“Let’s be honest: We had billions and billions of deposits along with a company that was nothing but a shell with no employees and no physical presence,” he said. “This is over, it’s finished. Even if we wanted to continue with such a model we can’t, and there is no desire for such a model anymore.”
Still, more than a year later, Cyprus received a mixed report from Europe’s main anti-money-laundering advisory panel, which praised “increasingly sound supervisory practices of the Central Bank of Cyprus” but noted “major shortcomings.” Among them: “The competent authorities were not yet sufficiently pursuing money laundering from criminal proceeds generated outside of Cyprus, which pose the highest threat to the Cypriot financial system.”

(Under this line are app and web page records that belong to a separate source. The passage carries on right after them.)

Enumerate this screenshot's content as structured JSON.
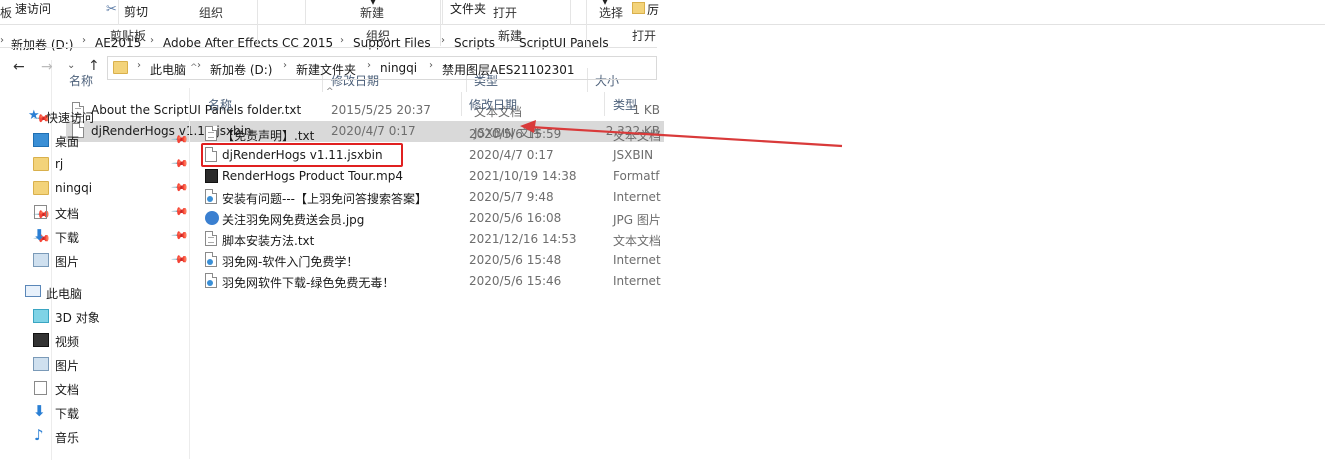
{
  "left_window": {
    "ribbon": {
      "group_1": "板",
      "group_2": "组织",
      "group_3": "新建",
      "group_4": "打开",
      "group_5": "选择"
    },
    "breadcrumb": [
      "新加卷 (D:)",
      "AE2015",
      "Adobe After Effects CC 2015",
      "Support Files",
      "Scripts",
      "ScriptUI Panels"
    ],
    "columns": {
      "name": "名称",
      "date": "修改日期",
      "type": "类型",
      "size": "大小"
    },
    "files": [
      {
        "name": "About the ScriptUI Panels folder.txt",
        "date": "2015/5/25 20:37",
        "type": "文本文档",
        "size": "1 KB"
      },
      {
        "name": "djRenderHogs v1.11.jsxbin",
        "date": "2020/4/7 0:17",
        "type": "JSXBIN 文件",
        "size": "2,322 KB"
      }
    ]
  },
  "right_window": {
    "ribbon": {
      "quick_access": "速访问",
      "cut": "剪切",
      "clipboard": "剪贴板",
      "organize": "组织",
      "new_folder": "文件夹",
      "new": "新建",
      "open": "打开",
      "properties": "厉"
    },
    "breadcrumb": [
      "此电脑",
      "新加卷 (D:)",
      "新建文件夹",
      "ningqi",
      "禁用图层AES21102301"
    ],
    "sidebar": [
      {
        "label": "快速访问",
        "icon": "star-icon",
        "pinned": false
      },
      {
        "label": "桌面",
        "icon": "desktop-icon",
        "pinned": true
      },
      {
        "label": "rj",
        "icon": "folder-icon",
        "pinned": true
      },
      {
        "label": "ningqi",
        "icon": "folder-icon",
        "pinned": true
      },
      {
        "label": "文档",
        "icon": "document-icon",
        "pinned": true
      },
      {
        "label": "下载",
        "icon": "download-icon",
        "pinned": true
      },
      {
        "label": "图片",
        "icon": "pictures-icon",
        "pinned": true
      },
      {
        "label": "此电脑",
        "icon": "computer-icon",
        "pinned": false
      },
      {
        "label": "3D 对象",
        "icon": "cube-icon",
        "pinned": false
      },
      {
        "label": "视频",
        "icon": "video-icon",
        "pinned": false
      },
      {
        "label": "图片",
        "icon": "pictures-icon",
        "pinned": false
      },
      {
        "label": "文档",
        "icon": "document-icon",
        "pinned": false
      },
      {
        "label": "下载",
        "icon": "download-icon",
        "pinned": false
      },
      {
        "label": "音乐",
        "icon": "music-icon",
        "pinned": false
      }
    ],
    "columns": {
      "name": "名称",
      "date": "修改日期",
      "type": "类型"
    },
    "files": [
      {
        "name": "【免责声明】.txt",
        "date": "2020/5/6 15:59",
        "type": "文本文档",
        "icon": "text-file-icon"
      },
      {
        "name": "djRenderHogs v1.11.jsxbin",
        "date": "2020/4/7 0:17",
        "type": "JSXBIN",
        "icon": "file-icon"
      },
      {
        "name": "RenderHogs Product Tour.mp4",
        "date": "2021/10/19 14:38",
        "type": "Formatf",
        "icon": "video-file-icon"
      },
      {
        "name": "安装有问题---【上羽免问答搜索答案】",
        "date": "2020/5/7 9:48",
        "type": "Internet",
        "icon": "internet-shortcut-icon"
      },
      {
        "name": "关注羽免网免费送会员.jpg",
        "date": "2020/5/6 16:08",
        "type": "JPG 图片",
        "icon": "image-file-icon"
      },
      {
        "name": "脚本安装方法.txt",
        "date": "2021/12/16 14:53",
        "type": "文本文档",
        "icon": "text-file-icon"
      },
      {
        "name": "羽免网-软件入门免费学！",
        "date": "2020/5/6 15:48",
        "type": "Internet",
        "icon": "internet-shortcut-icon"
      },
      {
        "name": "羽免网软件下载-绿色免费无毒！",
        "date": "2020/5/6 15:46",
        "type": "Internet",
        "icon": "internet-shortcut-icon"
      }
    ]
  },
  "annotation": {
    "highlight_color": "#e02020",
    "arrow_color": "#d93a3a"
  }
}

The Russian invasion of February 2022 revealed the true price of Cyprus’ lucrative secrecy business. But the unbridled and audacious rise of a Russian money hub within Europe’s banking system only raises new questions about when — and under what circumstances — the EU will wield its considerable power when the next Cyprus emerges.
Contributors: Delphine Reuter, Sophia Baumann (Paper Trail Media)